Hello again, readers. After our previous discussion on Daemon Blackfyre a couple of weeks ago it should come as no surprise that we’ve finally reached the descendants of Daemon Blackfyre; Daemon II, Haegon, Aenys, Daemon III, and Maelys the Monstrous Blackfyre. As there is not a great deal of information on all of the Blackfyre Descendants, this installment of the Three Heads of the Dragon; Kings, Pretenders, and the Ladies of Fire will be incorporating all of the heirs of the Great Black Dragon into this one essay.
Disaster. Aerys and Rhaegar Targaryen were dead, Viserys and Daenerys were fled, a new powerful Baratheon regime was in power in King’s Landing and – most importantly for our purposes – Varys and Illyrio’s first conspiracy against the Targaryens had catastrophically failed. This failure could be partially attributed to Varys overplaying his hand by pushing Aerys too far towards paranoia and rash action, but the greater part of this failure was Varys’ inability to take the human element into account.
As we’ll see in Part 3, however, this was a failure that was not unique to Varys. Varys and Illyrio would engineer new schemes in Essos to elevate Aegon, the Bright-Black Dragon, onto the Iron Throne during the main timeline of A Song of Ice and Fire. Fearsome sellswords, known as the Golden Company, would be the cornerstone of Illyrio’s efforts. Prince Viserys Targaryen would also feature prominently early on, but as Illyrio’s conspiracies evolved, his attention would shift to Daenerys and her three adolescent dragons. But above them all was the boy and the conspiracy to put this dragon onto the Iron Throne.
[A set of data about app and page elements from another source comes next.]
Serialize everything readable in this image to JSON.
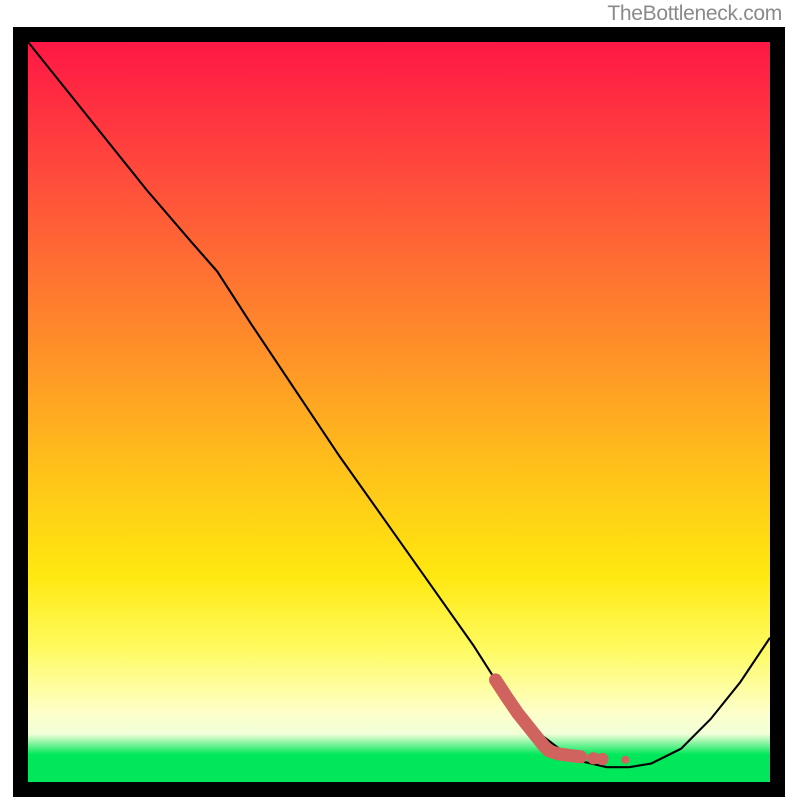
{
  "watermark": "TheBottleneck.com",
  "chart_data": {
    "type": "line",
    "title": "",
    "xlabel": "",
    "ylabel": "",
    "xlim": [
      0,
      100
    ],
    "ylim": [
      0,
      100
    ],
    "gradient_bands": [
      {
        "color": "#ff1745",
        "stop": 0
      },
      {
        "color": "#ff4b3c",
        "stop": 18
      },
      {
        "color": "#ff8b2a",
        "stop": 40
      },
      {
        "color": "#ffc21a",
        "stop": 58
      },
      {
        "color": "#ffe80f",
        "stop": 72
      },
      {
        "color": "#fffb60",
        "stop": 82
      },
      {
        "color": "#fdffc8",
        "stop": 90.5
      },
      {
        "color": "#f2ffd8",
        "stop": 93.5
      },
      {
        "color": "#00e85a",
        "stop": 96.3
      },
      {
        "color": "#00e85a",
        "stop": 100
      }
    ],
    "series": [
      {
        "name": "bottleneck-curve",
        "x": [
          0,
          4,
          10,
          16,
          22,
          25.5,
          30,
          36,
          42,
          48,
          54,
          60,
          63.5,
          66,
          69,
          72,
          75,
          78,
          81,
          84,
          88,
          92,
          96,
          100
        ],
        "y": [
          100,
          95,
          87.5,
          80,
          73,
          69,
          62,
          53,
          44,
          35.5,
          27,
          18.5,
          13,
          9.5,
          6.5,
          4.2,
          2.7,
          2.0,
          2.0,
          2.5,
          4.5,
          8.5,
          13.5,
          19.5
        ]
      }
    ],
    "highlight_segment": {
      "color": "#d1635f",
      "points": [
        {
          "x": 63.0,
          "y": 13.8
        },
        {
          "x": 64.5,
          "y": 11.5
        },
        {
          "x": 66.0,
          "y": 9.3
        },
        {
          "x": 67.5,
          "y": 7.4
        },
        {
          "x": 68.7,
          "y": 5.9
        },
        {
          "x": 69.6,
          "y": 4.8
        },
        {
          "x": 70.2,
          "y": 4.2
        },
        {
          "x": 71.5,
          "y": 3.8
        },
        {
          "x": 73.0,
          "y": 3.6
        },
        {
          "x": 74.5,
          "y": 3.4
        }
      ],
      "extra_dots": [
        {
          "x": 76.2,
          "y": 3.2
        },
        {
          "x": 77.4,
          "y": 3.1
        },
        {
          "x": 80.5,
          "y": 3.0
        }
      ]
    }
  }
}
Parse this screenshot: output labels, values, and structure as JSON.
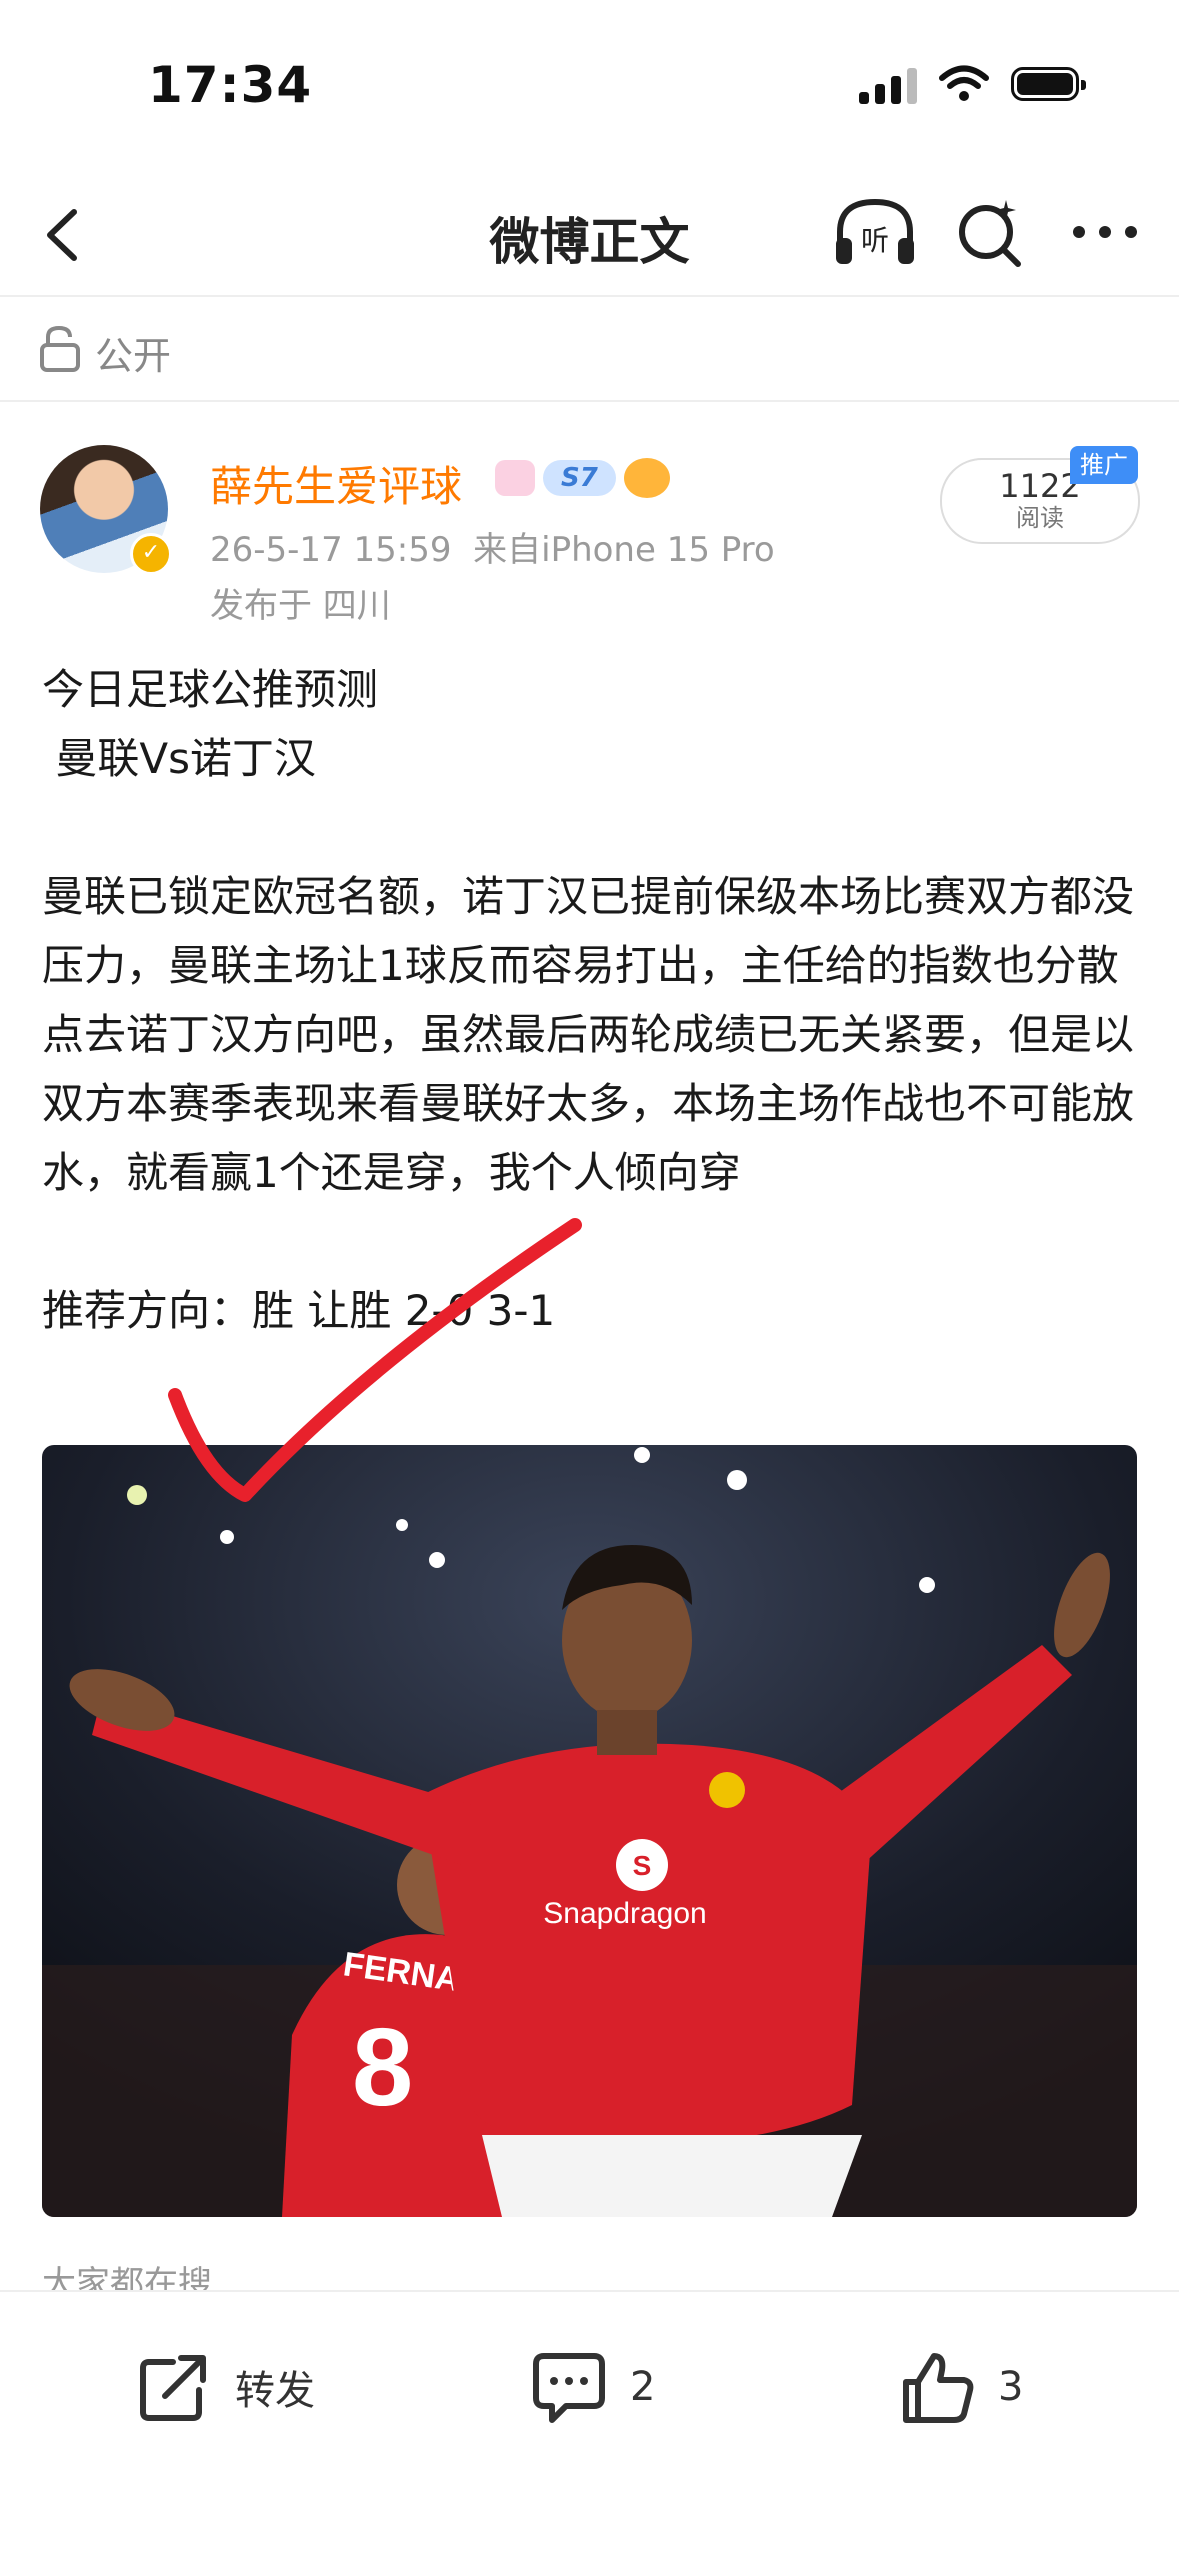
{
  "status_bar": {
    "time": "17:34"
  },
  "nav": {
    "title": "微博正文",
    "listen_label": "听"
  },
  "privacy": {
    "label": "公开"
  },
  "author": {
    "name": "薛先生爱评球",
    "badge_level": "S7",
    "timestamp": "26-5-17 15:59",
    "source": "来自iPhone 15 Pro",
    "location": "发布于 四川"
  },
  "reads": {
    "count": "1122",
    "unit": "阅读",
    "promo_tag": "推广"
  },
  "post": {
    "line1": "今日足球公推预测",
    "line2": " 曼联Vs诺丁汉",
    "body": "曼联已锁定欧冠名额，诺丁汉已提前保级本场比赛双方都没压力，曼联主场让1球反而容易打出，主任给的指数也分散点去诺丁汉方向吧，虽然最后两轮成绩已无关紧要，但是以双方本赛季表现来看曼联好太多，本场主场作战也不可能放水，就看赢1个还是穿，我个人倾向穿",
    "recommendation": "推荐方向：胜 让胜 2-0 3-1"
  },
  "photo": {
    "shirt_text_main": "Snapdragon",
    "back_name": "FERNANDES",
    "back_number": "8"
  },
  "search_hint": "大家都在搜",
  "actions": {
    "repost": "转发",
    "comments": "2",
    "likes": "3"
  },
  "colors": {
    "author": "#ff7a00",
    "shirt": "#d8202a",
    "accent": "#3e8ef7"
  }
}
But as Varys discovered in Westeros, Illyrio would find the human element interfering with his well-laid plans time after time.
In medieval and early Renaissance Europe, allegories or long-form metaphors were used as moral and explanatory story-telling devices. In these allegories, Folly was a character who resembled court jesters in appearance and served as the dramatic device to tempt the protagonist towards foolhardy deeds.
If A Song of Ice and Fire were an allegory, Varys and Illyrio would play the part of Folly in the story. Their soft, powdered hands and tittering laughs guide much of the action in A Song of Ice and Fire. Yet these men aren’t simple mummers performing trickery for laughs. Instead, their tricks and mummery are intended for the highest of dramas.
But their role as Folly is unclear and often misinterpreted. To attempt to expand our knowledge of the Varys-Illyrio plot, I’ve divided their scheming into two parts. In order to understand the plots of Illyrio and Varys, we have to explain the motivations and backgrounds of those pulling the strings. So, in today’s part we’ll be taking a deep dive into the underpinnings of Varys and Illyrio’s conspiracy before the start of events from A Game of Thrones. I plan to do this in three basic ways:
Their overall objective
A deep dive into the background of both players to include discussions of their origins, family dynamic and a bit of prophecy..
Finally, we’ll cover Varys and Illyrio’s opening acts in the folly during the reign of Aerys II.
Through this extended analysis, I hope you’ll come to understand Varys and Illyrio’s role as Folly in the story. But in the end, keep in mind that Varys and Illyrio’s folly will cause the deaths of tens of thousands in Westeros and Essos.